Today I worked on getting the first higher-order delta, Δi,1. This measure is generated by correcting each score differential that goes into computing Δi,0--the ASD for i--by a correction factor equivalent to Δj,0 with the match between j and i excluded. The code for this can be found on the project's __GitHub__ page.

The way I've been laying out the code is as a series of interconnected functions that each perform one step in the algorithm for computing the ASD. Some steps compute the sums that constitute each order of ASD, while others update the "matrix" G (actually implemented as a dictionary of lists and not actually a matrix), which holds the set of games needed for the next ASD calculation. I calculate the correction factors at each level by feeding the adjusted G back into the lower level ASD functions.

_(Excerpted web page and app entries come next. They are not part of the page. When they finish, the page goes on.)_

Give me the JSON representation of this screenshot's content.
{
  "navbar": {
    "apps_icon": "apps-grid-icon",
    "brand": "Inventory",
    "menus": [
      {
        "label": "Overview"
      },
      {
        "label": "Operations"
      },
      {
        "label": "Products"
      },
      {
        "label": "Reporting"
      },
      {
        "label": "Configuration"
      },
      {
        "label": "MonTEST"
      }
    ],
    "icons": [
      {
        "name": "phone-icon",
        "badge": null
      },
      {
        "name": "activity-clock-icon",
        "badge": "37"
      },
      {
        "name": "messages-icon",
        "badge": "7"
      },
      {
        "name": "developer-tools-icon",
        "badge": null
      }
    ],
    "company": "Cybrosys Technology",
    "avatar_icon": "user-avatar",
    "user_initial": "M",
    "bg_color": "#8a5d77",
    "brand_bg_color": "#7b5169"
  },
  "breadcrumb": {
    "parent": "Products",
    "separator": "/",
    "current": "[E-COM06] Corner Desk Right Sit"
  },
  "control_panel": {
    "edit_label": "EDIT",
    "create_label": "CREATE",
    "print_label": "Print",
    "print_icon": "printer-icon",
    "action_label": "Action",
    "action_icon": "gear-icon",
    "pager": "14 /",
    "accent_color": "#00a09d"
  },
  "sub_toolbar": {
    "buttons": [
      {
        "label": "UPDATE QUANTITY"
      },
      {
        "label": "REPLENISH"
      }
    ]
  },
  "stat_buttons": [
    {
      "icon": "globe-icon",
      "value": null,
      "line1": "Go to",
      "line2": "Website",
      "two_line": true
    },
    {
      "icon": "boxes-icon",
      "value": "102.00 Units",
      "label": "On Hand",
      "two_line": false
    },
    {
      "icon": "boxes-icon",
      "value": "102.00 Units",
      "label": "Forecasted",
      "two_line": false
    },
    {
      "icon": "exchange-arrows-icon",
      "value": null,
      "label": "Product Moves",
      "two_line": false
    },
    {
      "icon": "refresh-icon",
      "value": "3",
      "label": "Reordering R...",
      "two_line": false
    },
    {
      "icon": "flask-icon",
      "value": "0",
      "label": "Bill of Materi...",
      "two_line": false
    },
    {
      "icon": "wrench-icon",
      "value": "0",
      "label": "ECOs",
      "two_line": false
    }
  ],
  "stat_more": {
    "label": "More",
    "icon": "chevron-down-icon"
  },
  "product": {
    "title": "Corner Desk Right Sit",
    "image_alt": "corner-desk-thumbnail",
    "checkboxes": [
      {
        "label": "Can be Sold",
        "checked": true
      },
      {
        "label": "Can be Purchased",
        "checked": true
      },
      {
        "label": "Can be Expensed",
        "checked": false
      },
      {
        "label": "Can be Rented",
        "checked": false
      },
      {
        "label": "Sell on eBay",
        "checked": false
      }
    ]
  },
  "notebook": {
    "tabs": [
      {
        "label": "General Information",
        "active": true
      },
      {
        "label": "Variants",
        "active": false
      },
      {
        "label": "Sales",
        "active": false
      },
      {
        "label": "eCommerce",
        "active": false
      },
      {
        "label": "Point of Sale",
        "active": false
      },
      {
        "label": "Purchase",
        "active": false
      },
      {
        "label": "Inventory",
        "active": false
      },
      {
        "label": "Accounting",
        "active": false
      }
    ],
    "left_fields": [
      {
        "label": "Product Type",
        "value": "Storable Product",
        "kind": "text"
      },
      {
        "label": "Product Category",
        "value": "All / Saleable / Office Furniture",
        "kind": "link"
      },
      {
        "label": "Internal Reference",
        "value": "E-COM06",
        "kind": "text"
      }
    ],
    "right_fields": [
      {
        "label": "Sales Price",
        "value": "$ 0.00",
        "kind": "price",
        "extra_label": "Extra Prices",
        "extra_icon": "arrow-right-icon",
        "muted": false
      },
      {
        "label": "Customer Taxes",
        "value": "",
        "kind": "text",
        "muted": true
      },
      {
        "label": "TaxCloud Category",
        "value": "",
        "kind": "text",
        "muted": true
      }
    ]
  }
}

Two additional things to report:

I learned that Python functions don't pass values like functions in C++ (the first language I learned to code in), which makes me kind of upset and made things a bit more complicated for me.

People who've thought a bit about real-world applications of ASD may have realized that my calculations only work for sets of games G where each team plays each other team

__at most once__. I realize that this is the case, and I'm simply putting off that issue for now so I can keep things simple until the basics are figured out. My (hopefully not too naive) idea is that multiple games between two teams can be factored in by adding an additional dimension to G. Instead of each entry in G having the form g = (i, j, δi,j), it will have the form g = (i, j, k, δi,j,k) where k is 0 for the first match between these teams 1 for the second ...

## 留言